The vessels that come out of the right and left ventricles go to different locations. The right ventricle blood exits the heart through the pulmonary artery, and the left ventricle blood exits the heart through the aorta. The pulmonary artery goes to the lungs, and the aorta goes to the rest of the body. In the condition of transposition of the great vessels, the vessels form in the wrong locations. The pulmonary artery comes out of the left ventricle, and the aorta comes out of the right ventricle.

Symptoms seen in babies with this condition include cyanosis, rapid breathing, poor feeding, and low weight.

Tricuspid Atresia

In the condition of tricuspid atresia, the valve between the right atrium and right ventricle never forms, and no blood passes from the right atrium into the right ventricle. As a result, the right ventricle doesn’t fully develop, and no blood gets pumped out into the lungs. Babies with this condition are also cyanotic and weak and tired. They also have shortness of breath.

Tetralogy Of Fallot

Tetralogy of Fallot is a congenital heart condition in which four different problems develop with the heart.
1. An enlarged right ventricle
2. Narrowing of the pulmonary artery where it exits from the right ventricle
3. A ventricular septal defect (hole between the two ventricles)
4. Aorta “overrides” both the left and right ventricle, and blood exits out the aorta from both the right and left ventricles

Babies with this condition have cyanosis that often occurs during feeding.

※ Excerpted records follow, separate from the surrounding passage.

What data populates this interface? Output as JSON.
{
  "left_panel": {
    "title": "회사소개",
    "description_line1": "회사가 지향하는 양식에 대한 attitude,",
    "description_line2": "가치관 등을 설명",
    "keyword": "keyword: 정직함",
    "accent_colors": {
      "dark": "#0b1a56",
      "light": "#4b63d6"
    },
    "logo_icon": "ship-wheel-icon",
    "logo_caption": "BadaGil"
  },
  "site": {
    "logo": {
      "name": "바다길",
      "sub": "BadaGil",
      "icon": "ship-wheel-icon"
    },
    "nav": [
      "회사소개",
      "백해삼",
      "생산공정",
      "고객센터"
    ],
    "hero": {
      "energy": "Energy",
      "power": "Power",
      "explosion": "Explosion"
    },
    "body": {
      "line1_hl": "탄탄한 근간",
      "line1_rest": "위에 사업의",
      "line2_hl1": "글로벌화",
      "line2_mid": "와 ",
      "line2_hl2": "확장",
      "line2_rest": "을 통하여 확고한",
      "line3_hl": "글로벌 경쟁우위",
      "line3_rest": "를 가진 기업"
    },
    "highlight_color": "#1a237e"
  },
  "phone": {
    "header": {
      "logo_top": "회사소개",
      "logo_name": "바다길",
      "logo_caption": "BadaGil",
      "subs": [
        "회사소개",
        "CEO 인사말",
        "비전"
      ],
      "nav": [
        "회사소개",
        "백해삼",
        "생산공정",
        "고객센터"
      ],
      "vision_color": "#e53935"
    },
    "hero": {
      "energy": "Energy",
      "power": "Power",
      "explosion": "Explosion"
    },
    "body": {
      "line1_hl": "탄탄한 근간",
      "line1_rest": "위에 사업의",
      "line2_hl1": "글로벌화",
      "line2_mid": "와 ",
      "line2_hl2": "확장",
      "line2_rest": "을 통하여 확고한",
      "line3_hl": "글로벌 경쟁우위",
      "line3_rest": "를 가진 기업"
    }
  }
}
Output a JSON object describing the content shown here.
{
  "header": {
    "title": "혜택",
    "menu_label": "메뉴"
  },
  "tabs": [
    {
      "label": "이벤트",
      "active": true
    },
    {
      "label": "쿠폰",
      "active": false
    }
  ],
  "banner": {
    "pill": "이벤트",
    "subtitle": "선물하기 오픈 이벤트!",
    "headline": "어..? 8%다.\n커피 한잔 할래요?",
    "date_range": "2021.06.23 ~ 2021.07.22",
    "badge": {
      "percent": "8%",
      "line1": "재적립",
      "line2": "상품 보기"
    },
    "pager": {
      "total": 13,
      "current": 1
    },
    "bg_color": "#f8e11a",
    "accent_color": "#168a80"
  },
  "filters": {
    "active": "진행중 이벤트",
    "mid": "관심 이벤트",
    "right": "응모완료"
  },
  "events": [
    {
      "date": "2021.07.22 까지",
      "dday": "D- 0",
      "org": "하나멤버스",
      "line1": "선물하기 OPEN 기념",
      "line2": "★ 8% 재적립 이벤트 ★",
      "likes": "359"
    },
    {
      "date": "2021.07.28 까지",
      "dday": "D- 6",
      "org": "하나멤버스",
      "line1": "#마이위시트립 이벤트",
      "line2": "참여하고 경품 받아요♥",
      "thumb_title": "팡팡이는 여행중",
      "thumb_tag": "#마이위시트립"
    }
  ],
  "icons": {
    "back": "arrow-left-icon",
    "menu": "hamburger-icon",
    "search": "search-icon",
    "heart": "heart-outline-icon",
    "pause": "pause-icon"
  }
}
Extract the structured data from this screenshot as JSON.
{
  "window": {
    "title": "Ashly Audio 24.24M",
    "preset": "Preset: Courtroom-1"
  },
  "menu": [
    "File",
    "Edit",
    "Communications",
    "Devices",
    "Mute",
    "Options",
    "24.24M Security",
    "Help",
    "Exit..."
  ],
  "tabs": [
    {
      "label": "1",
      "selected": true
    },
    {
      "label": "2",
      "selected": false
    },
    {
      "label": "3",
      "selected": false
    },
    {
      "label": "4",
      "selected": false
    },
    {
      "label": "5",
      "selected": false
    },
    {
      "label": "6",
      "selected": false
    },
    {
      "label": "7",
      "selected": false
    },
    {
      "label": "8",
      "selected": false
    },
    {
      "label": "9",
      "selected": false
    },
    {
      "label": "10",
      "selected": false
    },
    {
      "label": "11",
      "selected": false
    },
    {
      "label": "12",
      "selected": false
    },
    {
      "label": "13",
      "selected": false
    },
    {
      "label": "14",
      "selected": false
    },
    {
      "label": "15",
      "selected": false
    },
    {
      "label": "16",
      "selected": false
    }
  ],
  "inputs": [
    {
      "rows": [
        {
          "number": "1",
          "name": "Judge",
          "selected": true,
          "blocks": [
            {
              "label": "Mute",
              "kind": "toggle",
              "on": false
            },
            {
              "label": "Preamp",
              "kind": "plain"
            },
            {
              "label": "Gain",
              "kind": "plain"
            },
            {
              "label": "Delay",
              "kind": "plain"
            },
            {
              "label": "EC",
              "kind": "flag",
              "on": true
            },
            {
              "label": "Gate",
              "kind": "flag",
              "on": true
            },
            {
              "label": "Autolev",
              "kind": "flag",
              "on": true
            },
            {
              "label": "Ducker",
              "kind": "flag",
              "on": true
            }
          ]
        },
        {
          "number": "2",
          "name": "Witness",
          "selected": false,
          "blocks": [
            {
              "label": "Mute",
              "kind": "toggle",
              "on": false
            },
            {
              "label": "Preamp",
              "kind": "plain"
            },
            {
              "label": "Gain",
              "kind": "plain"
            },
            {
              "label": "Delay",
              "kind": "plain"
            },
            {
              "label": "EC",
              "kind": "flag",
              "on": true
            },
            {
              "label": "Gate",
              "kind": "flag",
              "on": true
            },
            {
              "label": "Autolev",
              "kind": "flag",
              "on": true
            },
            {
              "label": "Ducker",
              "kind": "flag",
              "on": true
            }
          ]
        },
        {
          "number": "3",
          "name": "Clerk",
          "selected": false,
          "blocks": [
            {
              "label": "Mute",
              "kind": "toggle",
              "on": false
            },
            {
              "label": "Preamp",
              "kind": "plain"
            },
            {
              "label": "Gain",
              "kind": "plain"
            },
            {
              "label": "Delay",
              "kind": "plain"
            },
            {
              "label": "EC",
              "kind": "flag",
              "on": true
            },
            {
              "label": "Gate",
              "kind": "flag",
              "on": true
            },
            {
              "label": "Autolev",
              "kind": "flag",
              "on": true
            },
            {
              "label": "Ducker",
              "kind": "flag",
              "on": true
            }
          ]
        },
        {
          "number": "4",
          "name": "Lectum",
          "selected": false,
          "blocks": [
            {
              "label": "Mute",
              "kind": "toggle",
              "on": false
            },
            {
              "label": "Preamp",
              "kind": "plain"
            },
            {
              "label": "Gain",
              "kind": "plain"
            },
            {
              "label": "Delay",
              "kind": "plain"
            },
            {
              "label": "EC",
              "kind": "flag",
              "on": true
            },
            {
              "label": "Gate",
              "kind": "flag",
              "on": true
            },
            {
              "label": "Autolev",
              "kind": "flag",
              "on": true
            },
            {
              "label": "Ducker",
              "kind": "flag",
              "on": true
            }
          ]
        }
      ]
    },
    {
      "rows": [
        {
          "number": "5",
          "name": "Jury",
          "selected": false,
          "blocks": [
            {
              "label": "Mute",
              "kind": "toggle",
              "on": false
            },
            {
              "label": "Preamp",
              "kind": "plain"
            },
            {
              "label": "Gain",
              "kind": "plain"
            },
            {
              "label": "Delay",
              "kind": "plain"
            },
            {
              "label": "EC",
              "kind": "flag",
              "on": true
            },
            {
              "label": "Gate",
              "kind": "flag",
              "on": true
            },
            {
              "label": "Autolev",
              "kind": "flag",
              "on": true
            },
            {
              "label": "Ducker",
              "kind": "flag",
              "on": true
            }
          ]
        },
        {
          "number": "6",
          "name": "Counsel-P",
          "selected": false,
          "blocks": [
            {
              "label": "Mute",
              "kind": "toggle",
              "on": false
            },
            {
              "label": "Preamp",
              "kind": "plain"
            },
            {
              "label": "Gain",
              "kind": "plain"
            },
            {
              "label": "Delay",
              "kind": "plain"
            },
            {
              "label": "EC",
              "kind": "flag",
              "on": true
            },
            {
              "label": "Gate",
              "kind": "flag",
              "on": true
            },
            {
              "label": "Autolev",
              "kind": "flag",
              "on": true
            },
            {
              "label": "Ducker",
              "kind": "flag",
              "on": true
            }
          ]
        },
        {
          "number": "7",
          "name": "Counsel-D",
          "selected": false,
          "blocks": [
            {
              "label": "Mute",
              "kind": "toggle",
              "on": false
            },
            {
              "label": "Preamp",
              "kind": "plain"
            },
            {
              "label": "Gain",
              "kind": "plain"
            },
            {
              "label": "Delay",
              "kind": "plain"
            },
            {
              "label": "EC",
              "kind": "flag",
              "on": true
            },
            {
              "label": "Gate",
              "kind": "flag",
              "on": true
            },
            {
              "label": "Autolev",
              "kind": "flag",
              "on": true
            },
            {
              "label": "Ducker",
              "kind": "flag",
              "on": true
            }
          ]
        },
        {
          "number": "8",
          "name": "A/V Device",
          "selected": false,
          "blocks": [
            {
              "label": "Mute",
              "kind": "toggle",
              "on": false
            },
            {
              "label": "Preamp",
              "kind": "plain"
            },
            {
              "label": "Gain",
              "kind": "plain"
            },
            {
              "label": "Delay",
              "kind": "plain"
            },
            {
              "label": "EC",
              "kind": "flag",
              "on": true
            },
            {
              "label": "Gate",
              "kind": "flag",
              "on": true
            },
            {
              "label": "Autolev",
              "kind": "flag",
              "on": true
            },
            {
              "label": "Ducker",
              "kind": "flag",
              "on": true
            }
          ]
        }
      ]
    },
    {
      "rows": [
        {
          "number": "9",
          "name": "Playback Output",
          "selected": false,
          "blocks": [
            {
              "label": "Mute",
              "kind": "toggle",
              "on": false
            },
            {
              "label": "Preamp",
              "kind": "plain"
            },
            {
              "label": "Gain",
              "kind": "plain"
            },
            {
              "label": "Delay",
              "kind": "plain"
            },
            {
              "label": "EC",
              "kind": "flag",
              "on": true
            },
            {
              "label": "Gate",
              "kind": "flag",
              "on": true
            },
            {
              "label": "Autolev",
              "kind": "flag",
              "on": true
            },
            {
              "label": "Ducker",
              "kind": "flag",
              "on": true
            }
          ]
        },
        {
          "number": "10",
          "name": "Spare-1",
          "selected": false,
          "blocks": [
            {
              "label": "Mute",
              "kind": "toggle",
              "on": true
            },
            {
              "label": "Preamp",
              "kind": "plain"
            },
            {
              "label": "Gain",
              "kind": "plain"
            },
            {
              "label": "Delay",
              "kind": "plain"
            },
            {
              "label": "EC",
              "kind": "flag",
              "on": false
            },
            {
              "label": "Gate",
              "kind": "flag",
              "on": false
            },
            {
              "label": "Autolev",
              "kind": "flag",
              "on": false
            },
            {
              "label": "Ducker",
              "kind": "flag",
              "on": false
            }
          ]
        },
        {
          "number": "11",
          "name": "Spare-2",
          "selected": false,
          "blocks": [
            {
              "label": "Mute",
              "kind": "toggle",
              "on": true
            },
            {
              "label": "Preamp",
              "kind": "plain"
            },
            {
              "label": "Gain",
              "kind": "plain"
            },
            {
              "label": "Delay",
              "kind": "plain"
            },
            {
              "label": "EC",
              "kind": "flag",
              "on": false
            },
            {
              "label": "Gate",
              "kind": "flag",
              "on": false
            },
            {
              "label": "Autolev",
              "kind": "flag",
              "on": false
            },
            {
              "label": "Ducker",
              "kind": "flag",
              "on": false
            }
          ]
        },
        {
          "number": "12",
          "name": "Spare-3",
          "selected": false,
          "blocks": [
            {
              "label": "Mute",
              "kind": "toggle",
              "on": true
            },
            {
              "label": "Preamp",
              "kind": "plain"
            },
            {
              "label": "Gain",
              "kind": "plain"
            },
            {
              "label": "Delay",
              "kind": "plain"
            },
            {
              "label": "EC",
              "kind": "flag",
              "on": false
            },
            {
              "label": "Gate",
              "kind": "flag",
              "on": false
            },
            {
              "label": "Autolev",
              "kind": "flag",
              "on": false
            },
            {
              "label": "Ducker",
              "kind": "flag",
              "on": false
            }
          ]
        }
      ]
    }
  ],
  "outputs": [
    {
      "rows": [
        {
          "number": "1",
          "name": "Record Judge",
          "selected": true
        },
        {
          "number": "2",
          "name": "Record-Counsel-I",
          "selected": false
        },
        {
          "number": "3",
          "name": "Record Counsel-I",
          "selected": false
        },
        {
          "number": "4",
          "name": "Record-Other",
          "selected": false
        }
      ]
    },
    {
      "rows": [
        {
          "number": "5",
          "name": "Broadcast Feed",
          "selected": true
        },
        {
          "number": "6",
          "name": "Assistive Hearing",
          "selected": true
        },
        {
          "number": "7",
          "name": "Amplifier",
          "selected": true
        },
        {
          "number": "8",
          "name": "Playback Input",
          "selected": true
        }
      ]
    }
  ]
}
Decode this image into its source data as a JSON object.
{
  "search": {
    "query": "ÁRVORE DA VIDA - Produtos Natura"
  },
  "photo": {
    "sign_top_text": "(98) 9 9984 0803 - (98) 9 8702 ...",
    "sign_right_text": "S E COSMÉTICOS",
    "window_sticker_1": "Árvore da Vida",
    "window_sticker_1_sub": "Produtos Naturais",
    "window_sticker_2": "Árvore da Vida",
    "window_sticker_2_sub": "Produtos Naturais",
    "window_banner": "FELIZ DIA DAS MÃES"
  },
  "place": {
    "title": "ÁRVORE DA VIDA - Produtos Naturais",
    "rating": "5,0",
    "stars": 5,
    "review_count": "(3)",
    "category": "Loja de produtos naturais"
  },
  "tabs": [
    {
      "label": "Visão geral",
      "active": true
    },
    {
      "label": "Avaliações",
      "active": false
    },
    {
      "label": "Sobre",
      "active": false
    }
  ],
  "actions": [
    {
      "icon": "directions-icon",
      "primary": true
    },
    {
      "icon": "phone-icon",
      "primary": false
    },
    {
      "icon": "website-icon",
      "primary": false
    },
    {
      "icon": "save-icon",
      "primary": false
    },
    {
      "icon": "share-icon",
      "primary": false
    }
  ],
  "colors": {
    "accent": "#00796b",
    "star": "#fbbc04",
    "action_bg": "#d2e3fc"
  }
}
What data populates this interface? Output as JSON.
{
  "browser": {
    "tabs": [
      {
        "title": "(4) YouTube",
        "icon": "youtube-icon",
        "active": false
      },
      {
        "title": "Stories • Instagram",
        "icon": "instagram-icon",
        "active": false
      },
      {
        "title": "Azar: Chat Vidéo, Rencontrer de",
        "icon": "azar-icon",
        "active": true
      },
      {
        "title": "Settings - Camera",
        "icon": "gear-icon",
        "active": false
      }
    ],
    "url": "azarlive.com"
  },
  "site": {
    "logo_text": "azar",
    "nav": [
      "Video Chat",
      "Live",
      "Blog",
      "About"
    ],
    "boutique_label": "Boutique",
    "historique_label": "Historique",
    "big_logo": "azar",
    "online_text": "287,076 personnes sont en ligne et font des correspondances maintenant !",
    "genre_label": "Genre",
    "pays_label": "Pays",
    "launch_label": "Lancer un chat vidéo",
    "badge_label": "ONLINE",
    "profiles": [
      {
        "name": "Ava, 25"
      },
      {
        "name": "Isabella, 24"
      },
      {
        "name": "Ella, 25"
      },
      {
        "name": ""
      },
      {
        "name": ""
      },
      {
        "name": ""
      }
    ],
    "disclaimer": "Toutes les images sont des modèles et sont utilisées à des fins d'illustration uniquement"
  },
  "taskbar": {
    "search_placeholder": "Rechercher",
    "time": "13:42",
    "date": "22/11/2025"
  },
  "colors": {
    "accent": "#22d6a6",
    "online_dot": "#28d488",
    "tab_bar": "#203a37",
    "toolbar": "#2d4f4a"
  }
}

Sometimes a murmur or abnormal heart sounds exist in babies with this condition.

Patent Ductus Arteriosus

A patent ductus arteriosus is defined as the continued blood flow through a small vessel connecting the pulmonary artery to the aorta after birth. This small vessel forms during heart formation to allow blood to mostly bypass the lungs since they don’t function while the baby is in the uterus. If the ductus arteriosus does not close normally after birth, too much blood flows into the lungs, and the lungs and heart have to work harder.
Babies with patent ductus arteriosus experience shortness of breath and poor weight gain.

Treatment of Congenital Heart Conditions

The treatment for the various congenital heart conditions is surgical. Based on the various defects, a pediatric cardiovascular surgeon will perform a repair of holes, the separation of large vessels, the creation of new vessels, the removal of vessels from certain locations, the creation of new heart valves, and other procedures. It is quite a complex array of surgical options; however, the success rate for these various procedures is quite high, and individuals go on to live normal healthy lives.

Final Thoughts

Congenital heart defects usually require rapid attention. Some conditions are more life threatening than others and must be treated with surgical repair. Once the condition is treated, the long-term outlook of these conditions is good, with most individuals going on to live completely normal and healthy lives.

About the Author: Julie Souza